But oh, how the conventional wisdom was wrong. Roberts stuck with his pitcher, and four pitches later, Darvish had an RBI walk -- and one heck of a bat flip:
Reliever Carl Edwards Jr. couldn't believe it:
Not to be outdone, Davis stepped to the plate in Game 4 the next night, armed with Kris Bryant's bat and ready to do some damage -- or, at least, foul off a whole bunch of pitches:
Davis fouled off five straight pitches from Tony Cingrani, before finally being retired on the ninth pitch of the at-bat -- marking possibly the first time a Cub has gotten a standing ovation at Wrigley Field for striking out.
The grand slam and the challenge that wasn't
After dropping Game 1 of their ALDS against the Indians, the Yankees jumped on Corey Kluber in Game 2, taking an 8-3 lead into the sixth inning ... at which point it all went fantastically off the rails.
With men on first and second and two outs, Lonnie Chisenhall appeared to get hit on the hand by a Chad Green fastball. We say "appeared" because, well ...

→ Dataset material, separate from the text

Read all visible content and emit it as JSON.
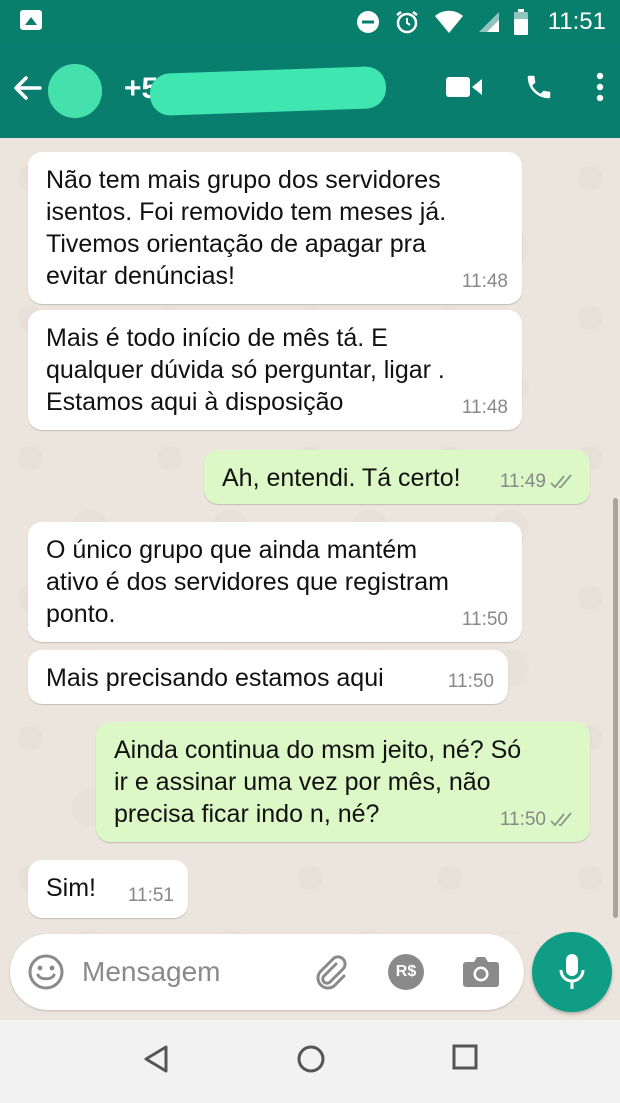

Though replays seemed to show the ball hitting Chisenhall's bat rather than his hand -- which would have been an inning-ending strike three -- Girardi neglected to challenge the call.
So of course the next batter, Francisco Lindor, went yard:
Jose Lobaton gets picked off first ... barely
Trailing, 9-7, in the bottom of the eighth of a do-or-die NLDS Game 5 against the Cubs, the Nationals tried to put together one more rally to save their season. Two walks got things started, and after singles from Michael A. Taylor and Jose Lobaton, Washington had cut the lead to just one and had the tying run in scoring position with Trea Turner at the plate.
And then, in a flash, it was over:
Though Lobaton got back to the bag in time, he slipped off just long enough for Anthony Rizzo to apply the tag. But really, that was but one bit of weirdness from a game that had more twists and turns than a roller coaster. Speaking of which ...
The entire fifth inning of NLDS Game 5
If you're wondering how an entire inning could qualify as a weird moment, just wait. Holding a 4-1 lead in the fifth, Dusty Baker decided to replace struggling Washington starter Gio Gonzalez with Max Scherzer -- on two days' rest.
Unfortunately, Mad Max didn't have his best stuff, surrendering three straight hits including a go-ahead two-run double from Addison Russell. And then things got really, really weird:
For those keeping score at home, the next four Chicago batters produced 1) an intentional walk, 2) a passed-ball third strike compounded by a wild throw to first from Matt Wieters (who complained of interference from Javy Baez), 3) catcher's interference on Wieters and 4) a hit-by-pitch.
Joe Maddon gets heated
Maddon is not usually thought of as a particularly fiery manager, but this NLCS has produced two particularly bizarre plays that resulted in him getting ejected.
First, in Game 2, the Cubs thought they'd thrown Charlie Culberson out at home plate on a great throw from Kyle Schwarber. Upon review, however, the call was changed -- Willson Contreras had stuck his leg out and blocked the plate:
Maddon got his money's worth after the call was reversed -- much as he would in Game 4 on Wednesday night, when it appeared that Wade Davis had struck out Curtis Granderson with Chicago nursing a one-run lead in the eighth. But again, the original call was changed:
And to think -- all this weird baseball, and we haven't even reached the World Series yet.